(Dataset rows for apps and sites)

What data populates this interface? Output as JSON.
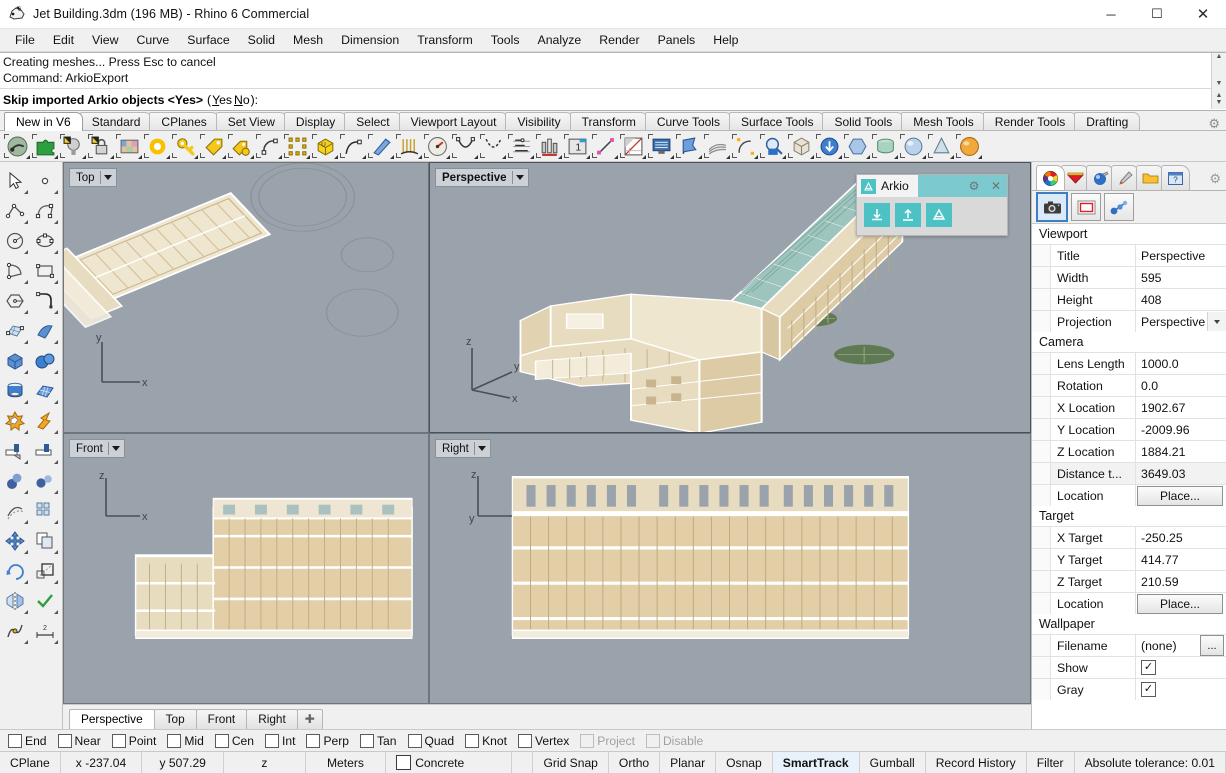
{
  "window": {
    "title": "Jet Building.3dm (196 MB) - Rhino 6 Commercial",
    "app_icon": "rhino-icon",
    "minimize": "─",
    "maximize": "☐",
    "close": "✕"
  },
  "menu": {
    "items": [
      "File",
      "Edit",
      "View",
      "Curve",
      "Surface",
      "Solid",
      "Mesh",
      "Dimension",
      "Transform",
      "Tools",
      "Analyze",
      "Render",
      "Panels",
      "Help"
    ]
  },
  "command": {
    "history": [
      "Creating meshes... Press Esc to cancel",
      "Command: ArkioExport"
    ],
    "prompt_label": "Skip imported Arkio objects <Yes>",
    "prompt_open": "(",
    "prompt_close": "):",
    "options": [
      "Yes",
      "No"
    ]
  },
  "toolbar_tabs": {
    "items": [
      "New in V6",
      "Standard",
      "CPlanes",
      "Set View",
      "Display",
      "Select",
      "Viewport Layout",
      "Visibility",
      "Transform",
      "Curve Tools",
      "Surface Tools",
      "Solid Tools",
      "Mesh Tools",
      "Render Tools",
      "Drafting"
    ],
    "active": "New in V6",
    "settings_icon": "gear-icon"
  },
  "main_toolbar": {
    "buttons": [
      {
        "name": "render-preview-icon"
      },
      {
        "name": "plugin-puzzle-icon"
      },
      {
        "name": "light-bulb-icon"
      },
      {
        "name": "lock-layer-icon"
      },
      {
        "name": "color-swatch-icon"
      },
      {
        "name": "ring-highlight-icon"
      },
      {
        "name": "key-icon"
      },
      {
        "name": "tag-icon"
      },
      {
        "name": "keys-tags-icon"
      },
      {
        "name": "arc-control-points-icon"
      },
      {
        "name": "point-grid-icon"
      },
      {
        "name": "uv-box-icon"
      },
      {
        "name": "curve-edit-icon"
      },
      {
        "name": "blue-plane-icon"
      },
      {
        "name": "comb-analysis-icon"
      },
      {
        "name": "gauge-icon"
      },
      {
        "name": "curve-v-icon"
      },
      {
        "name": "curve-dashed-icon"
      },
      {
        "name": "ordinate-dim-icon"
      },
      {
        "name": "bar-align-icon"
      },
      {
        "name": "detail-frame-icon"
      },
      {
        "name": "line-segment-icon"
      },
      {
        "name": "page-layout-icon"
      },
      {
        "name": "monitor-display-icon"
      },
      {
        "name": "flag-blue-icon"
      },
      {
        "name": "curvature-rays-icon"
      },
      {
        "name": "arc-point-icon"
      },
      {
        "name": "zoom-inspect-icon"
      },
      {
        "name": "cube-solid-icon"
      },
      {
        "name": "circle-down-icon"
      },
      {
        "name": "hexagon-blue-icon"
      },
      {
        "name": "cylinder-green-icon"
      },
      {
        "name": "sphere-shiny-icon"
      },
      {
        "name": "cone-flat-icon"
      },
      {
        "name": "sphere-orange-icon"
      }
    ]
  },
  "left_toolbar": {
    "buttons": [
      {
        "name": "select-arrow-icon"
      },
      {
        "name": "point-object-icon"
      },
      {
        "name": "polyline-icon"
      },
      {
        "name": "curve-cp-icon"
      },
      {
        "name": "circle-center-icon"
      },
      {
        "name": "ellipse-icon"
      },
      {
        "name": "arc-triangle-icon"
      },
      {
        "name": "rectangle-icon"
      },
      {
        "name": "polygon-icon"
      },
      {
        "name": "fillet-corner-icon"
      },
      {
        "name": "surface-cp-icon"
      },
      {
        "name": "surface-sweep-icon"
      },
      {
        "name": "box-solid-icon"
      },
      {
        "name": "sphere-solid-icon"
      },
      {
        "name": "cylinder-solid-icon"
      },
      {
        "name": "mesh-plane-icon"
      },
      {
        "name": "boolean-union-icon"
      },
      {
        "name": "explode-icon"
      },
      {
        "name": "trim-icon"
      },
      {
        "name": "split-icon"
      },
      {
        "name": "fillet-edge-icon"
      },
      {
        "name": "chamfer-edge-icon"
      },
      {
        "name": "offset-icon"
      },
      {
        "name": "array-icon"
      },
      {
        "name": "move-icon"
      },
      {
        "name": "copy-icon"
      },
      {
        "name": "rotate-icon"
      },
      {
        "name": "scale-icon"
      },
      {
        "name": "mirror-icon"
      },
      {
        "name": "check-object-icon"
      },
      {
        "name": "join-icon"
      },
      {
        "name": "dimension-icon"
      }
    ]
  },
  "viewports": [
    {
      "title": "Top",
      "active": false,
      "axes": [
        "y",
        "x"
      ]
    },
    {
      "title": "Perspective",
      "active": true,
      "axes": [
        "z",
        "y",
        "x"
      ]
    },
    {
      "title": "Front",
      "active": false,
      "axes": [
        "z",
        "x"
      ]
    },
    {
      "title": "Right",
      "active": false,
      "axes": [
        "z",
        "y"
      ]
    }
  ],
  "viewport_tabs": {
    "items": [
      "Perspective",
      "Top",
      "Front",
      "Right"
    ],
    "active": "Perspective",
    "add_label": "✚"
  },
  "arkio_panel": {
    "tab_label": "Arkio",
    "badge_icon": "arkio-logo-icon",
    "settings_icon": "gear-icon",
    "close_icon": "close-icon",
    "buttons": [
      {
        "name": "arkio-import-icon",
        "glyph": "⬇"
      },
      {
        "name": "arkio-export-icon",
        "glyph": "⬆"
      },
      {
        "name": "arkio-launch-icon",
        "glyph": "△"
      }
    ]
  },
  "properties_panel": {
    "tabs": [
      {
        "name": "tab-properties",
        "icon": "color-wheel-icon",
        "active": true
      },
      {
        "name": "tab-layers",
        "icon": "layers-icon",
        "active": false
      },
      {
        "name": "tab-materials",
        "icon": "material-sphere-icon",
        "active": false
      },
      {
        "name": "tab-display",
        "icon": "paintbrush-icon",
        "active": false
      },
      {
        "name": "tab-named-views",
        "icon": "folder-icon",
        "active": false
      },
      {
        "name": "tab-help",
        "icon": "help-window-icon",
        "active": false
      }
    ],
    "settings_icon": "gear-icon",
    "sub_buttons": [
      {
        "name": "viewport-properties-button",
        "icon": "camera-icon",
        "active": true
      },
      {
        "name": "frame-properties-button",
        "icon": "frame-icon",
        "active": false
      },
      {
        "name": "chain-properties-button",
        "icon": "linked-spheres-icon",
        "active": false
      }
    ],
    "sections": [
      {
        "title": "Viewport",
        "rows": [
          {
            "key": "Title",
            "value": "Perspective",
            "type": "text"
          },
          {
            "key": "Width",
            "value": "595",
            "type": "text"
          },
          {
            "key": "Height",
            "value": "408",
            "type": "text"
          },
          {
            "key": "Projection",
            "value": "Perspective",
            "type": "dropdown"
          }
        ]
      },
      {
        "title": "Camera",
        "rows": [
          {
            "key": "Lens Length",
            "value": "1000.0",
            "type": "text"
          },
          {
            "key": "Rotation",
            "value": "0.0",
            "type": "text"
          },
          {
            "key": "X Location",
            "value": "1902.67",
            "type": "text"
          },
          {
            "key": "Y Location",
            "value": "-2009.96",
            "type": "text"
          },
          {
            "key": "Z Location",
            "value": "1884.21",
            "type": "text"
          },
          {
            "key": "Distance t...",
            "value": "3649.03",
            "type": "text",
            "shade": true
          },
          {
            "key": "Location",
            "value": "Place...",
            "type": "button"
          }
        ]
      },
      {
        "title": "Target",
        "rows": [
          {
            "key": "X Target",
            "value": "-250.25",
            "type": "text"
          },
          {
            "key": "Y Target",
            "value": "414.77",
            "type": "text"
          },
          {
            "key": "Z Target",
            "value": "210.59",
            "type": "text"
          },
          {
            "key": "Location",
            "value": "Place...",
            "type": "button"
          }
        ]
      },
      {
        "title": "Wallpaper",
        "rows": [
          {
            "key": "Filename",
            "value": "(none)",
            "type": "file"
          },
          {
            "key": "Show",
            "value": "",
            "type": "checkbox",
            "checked": true
          },
          {
            "key": "Gray",
            "value": "",
            "type": "checkbox",
            "checked": true
          }
        ]
      }
    ]
  },
  "osnap_bar": {
    "items": [
      {
        "label": "End",
        "checked": false,
        "disabled": false
      },
      {
        "label": "Near",
        "checked": false,
        "disabled": false
      },
      {
        "label": "Point",
        "checked": false,
        "disabled": false
      },
      {
        "label": "Mid",
        "checked": false,
        "disabled": false
      },
      {
        "label": "Cen",
        "checked": false,
        "disabled": false
      },
      {
        "label": "Int",
        "checked": false,
        "disabled": false
      },
      {
        "label": "Perp",
        "checked": false,
        "disabled": false
      },
      {
        "label": "Tan",
        "checked": false,
        "disabled": false
      },
      {
        "label": "Quad",
        "checked": false,
        "disabled": false
      },
      {
        "label": "Knot",
        "checked": false,
        "disabled": false
      },
      {
        "label": "Vertex",
        "checked": false,
        "disabled": false
      },
      {
        "label": "Project",
        "checked": false,
        "disabled": true
      },
      {
        "label": "Disable",
        "checked": false,
        "disabled": true
      }
    ]
  },
  "status_bar": {
    "cplane": "CPlane",
    "x": "x -237.04",
    "y": "y 507.29",
    "z": "z",
    "units": "Meters",
    "layer": "Concrete",
    "toggles": [
      {
        "label": "Grid Snap",
        "on": false
      },
      {
        "label": "Ortho",
        "on": false
      },
      {
        "label": "Planar",
        "on": false
      },
      {
        "label": "Osnap",
        "on": false
      },
      {
        "label": "SmartTrack",
        "on": true
      },
      {
        "label": "Gumball",
        "on": false
      },
      {
        "label": "Record History",
        "on": false
      },
      {
        "label": "Filter",
        "on": false
      }
    ],
    "tolerance": "Absolute tolerance: 0.01"
  },
  "colors": {
    "viewport_bg": "#9aa2ab",
    "arkio_teal": "#4cc2c4",
    "building_tan": "#e2cfa8",
    "building_light": "#efe6cf",
    "roof_teal": "#9dc4bd",
    "tree_green": "#5f7a52"
  }
}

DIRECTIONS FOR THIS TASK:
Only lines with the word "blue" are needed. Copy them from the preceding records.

RESULT OF THIS TASK:
        "name": "blue-plane-icon"
        "name": "flag-blue-icon"
        "name": "hexagon-blue-icon"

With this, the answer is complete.